Let’s assume that our home is worth, say £250,000 and that we have an outstanding mortgage of only £50,000. So we’re assuming that we have about £200,000 in equity. Really the figures in this example are not that important, just the principle.
We’ll look at this over a nine year time frame because over the last fifty years, average house prices in the UK have risen by 8% per annum, meaning that, on average, they double every nine years. If you think we are unlikely to see growth like that over the next nine years, and you might be right, don’t worry. We’ll also look at what happens when we assume a much more pessimistic outlook.
Our first choice is to do nothing. What happens then? After nine years our home will be worth £500,000. We will still have a mortgage of £50,000, assuming it is interest only, meaning that we now have equity of £450,000. In other words, our equity has increased by £250,000 just by sitting back and letting the property market run its normal course. Except that inflation will have been eating away at our equity and in real terms, in today’s value, even assuming an inflation rate of just 2%, the increase in equity will only be £200,000.

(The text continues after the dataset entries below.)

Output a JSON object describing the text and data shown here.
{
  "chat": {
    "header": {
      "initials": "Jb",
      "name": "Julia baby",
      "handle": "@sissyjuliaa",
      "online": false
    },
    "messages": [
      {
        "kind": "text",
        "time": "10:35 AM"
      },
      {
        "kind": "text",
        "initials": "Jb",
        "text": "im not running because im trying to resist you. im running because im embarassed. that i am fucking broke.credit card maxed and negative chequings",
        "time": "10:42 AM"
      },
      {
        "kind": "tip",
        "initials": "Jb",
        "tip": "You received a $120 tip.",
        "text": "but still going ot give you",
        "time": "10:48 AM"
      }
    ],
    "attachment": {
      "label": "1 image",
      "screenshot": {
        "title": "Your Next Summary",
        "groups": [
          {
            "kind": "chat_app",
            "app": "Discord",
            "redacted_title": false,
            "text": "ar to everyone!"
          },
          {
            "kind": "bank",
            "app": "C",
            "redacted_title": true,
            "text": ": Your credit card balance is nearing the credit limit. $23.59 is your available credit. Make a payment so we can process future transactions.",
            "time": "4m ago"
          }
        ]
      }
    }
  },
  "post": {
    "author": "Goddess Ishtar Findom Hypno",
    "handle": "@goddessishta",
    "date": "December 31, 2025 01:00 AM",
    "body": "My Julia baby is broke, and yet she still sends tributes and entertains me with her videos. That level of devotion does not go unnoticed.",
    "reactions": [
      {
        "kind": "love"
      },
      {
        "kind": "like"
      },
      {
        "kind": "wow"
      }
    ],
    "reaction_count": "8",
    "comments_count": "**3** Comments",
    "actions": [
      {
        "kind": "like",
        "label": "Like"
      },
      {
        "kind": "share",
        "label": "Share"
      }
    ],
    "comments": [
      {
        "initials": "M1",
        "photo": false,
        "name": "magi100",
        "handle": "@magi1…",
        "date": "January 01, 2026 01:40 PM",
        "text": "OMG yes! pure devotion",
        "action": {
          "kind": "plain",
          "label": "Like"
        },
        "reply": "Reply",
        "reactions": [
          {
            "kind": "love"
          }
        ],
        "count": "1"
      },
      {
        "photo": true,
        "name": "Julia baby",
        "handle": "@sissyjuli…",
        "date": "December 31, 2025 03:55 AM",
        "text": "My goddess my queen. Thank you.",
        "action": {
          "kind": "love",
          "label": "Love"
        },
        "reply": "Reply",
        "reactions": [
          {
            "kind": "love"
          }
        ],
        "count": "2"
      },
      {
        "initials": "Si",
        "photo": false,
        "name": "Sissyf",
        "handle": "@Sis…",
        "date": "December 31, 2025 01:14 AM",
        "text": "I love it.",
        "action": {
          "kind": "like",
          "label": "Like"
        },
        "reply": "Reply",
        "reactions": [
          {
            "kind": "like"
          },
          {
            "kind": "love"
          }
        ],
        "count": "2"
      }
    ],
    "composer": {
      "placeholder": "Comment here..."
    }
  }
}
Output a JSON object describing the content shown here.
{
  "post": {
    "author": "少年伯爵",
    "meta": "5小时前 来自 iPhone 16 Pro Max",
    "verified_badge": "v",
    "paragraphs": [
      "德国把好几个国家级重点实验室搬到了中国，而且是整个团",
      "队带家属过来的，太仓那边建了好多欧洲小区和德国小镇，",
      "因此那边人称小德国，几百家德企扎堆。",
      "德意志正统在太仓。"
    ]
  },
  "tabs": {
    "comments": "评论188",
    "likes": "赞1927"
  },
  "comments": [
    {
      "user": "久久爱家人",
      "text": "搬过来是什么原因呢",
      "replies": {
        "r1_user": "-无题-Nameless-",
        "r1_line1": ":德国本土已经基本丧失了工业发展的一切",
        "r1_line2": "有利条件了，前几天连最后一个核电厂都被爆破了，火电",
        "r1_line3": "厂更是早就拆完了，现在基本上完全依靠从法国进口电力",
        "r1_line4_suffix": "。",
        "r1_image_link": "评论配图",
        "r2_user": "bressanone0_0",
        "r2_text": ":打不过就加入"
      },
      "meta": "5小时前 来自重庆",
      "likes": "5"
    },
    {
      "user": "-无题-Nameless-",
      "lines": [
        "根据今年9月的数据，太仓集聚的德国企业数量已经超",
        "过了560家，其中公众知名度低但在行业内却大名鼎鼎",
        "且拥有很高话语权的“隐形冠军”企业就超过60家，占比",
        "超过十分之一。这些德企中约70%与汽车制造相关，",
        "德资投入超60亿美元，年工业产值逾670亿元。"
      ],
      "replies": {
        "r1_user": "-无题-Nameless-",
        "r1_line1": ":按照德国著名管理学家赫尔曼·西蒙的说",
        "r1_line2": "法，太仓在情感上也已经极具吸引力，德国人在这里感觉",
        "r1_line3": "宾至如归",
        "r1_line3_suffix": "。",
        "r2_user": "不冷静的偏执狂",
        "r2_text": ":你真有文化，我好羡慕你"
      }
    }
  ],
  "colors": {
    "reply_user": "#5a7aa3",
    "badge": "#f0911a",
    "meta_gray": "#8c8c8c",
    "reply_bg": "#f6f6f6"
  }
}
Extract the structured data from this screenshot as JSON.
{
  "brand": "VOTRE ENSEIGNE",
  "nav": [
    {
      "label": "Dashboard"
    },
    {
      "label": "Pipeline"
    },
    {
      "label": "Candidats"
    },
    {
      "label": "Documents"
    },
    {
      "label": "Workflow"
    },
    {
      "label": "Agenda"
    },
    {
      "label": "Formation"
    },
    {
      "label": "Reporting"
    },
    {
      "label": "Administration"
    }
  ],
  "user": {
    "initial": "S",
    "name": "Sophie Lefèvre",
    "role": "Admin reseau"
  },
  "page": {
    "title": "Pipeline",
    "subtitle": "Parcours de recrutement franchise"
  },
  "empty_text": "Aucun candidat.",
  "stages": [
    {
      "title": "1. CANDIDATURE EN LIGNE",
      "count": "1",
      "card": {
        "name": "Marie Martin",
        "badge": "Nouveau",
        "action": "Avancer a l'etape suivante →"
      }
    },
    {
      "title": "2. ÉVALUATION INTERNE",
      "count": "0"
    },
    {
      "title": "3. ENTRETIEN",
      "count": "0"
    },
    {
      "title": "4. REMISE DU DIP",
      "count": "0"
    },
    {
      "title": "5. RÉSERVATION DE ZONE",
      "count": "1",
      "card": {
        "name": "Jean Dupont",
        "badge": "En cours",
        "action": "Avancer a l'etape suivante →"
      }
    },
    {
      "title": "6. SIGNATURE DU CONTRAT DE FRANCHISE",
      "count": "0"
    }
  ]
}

But using the “raw figures”, if we do nothing, we will be £250,000 “better off” in cash terms and £200,000 better off in real terms.
Of course, doing nothing is a bit ‘lame’ so let’s assume we use our equity a little more aggressively. Let’s assume that, as home owners, we can borrow up to 80% of the value of our property.
80% of £250,000 is £200,000. So we can release £200,000 less the £50,000 we already owe, that is £150,000.
We’re now going to gear those funds up and buy some investment property, or even properties. Again, for our purposes, that’s an unimportant detail. We’ll get an 80% buy to let mortgage, at the time of writing the best deal on offer, and there’ll be costs for which we’ll allow £15,000. So by using our net £135,000 as the 20% ‘balance’, we’ll buy a property or properties worth, say, £675,000 with mortgages of £540,000
Let’s look at what happens after nine years.
First, there’s our own home. Our home has doubled in value and is now worth £500,000. We still have the mortgage of £200,000 so the equity is now £300,000.
Next, let’s look at the investment properties.
The value of the investment properties has grown from £675,000 to £1,350,000 but with a mortgage of only £540,000. So the equity in our investment properties is now £810,000, up from £135,000.
So, the total value of our equity is now £300,000 (the equity in our own home) plus £810,000 (the equity in our investments) making £1,110,000.
By releasing the equity and reinvesting we are £860,000 (in cash terms) better off than if we did nothing.
Here’s to successful property investing.
Peter Jones B.Sc FRICS
Chartered Surveyor, Author & Property Investor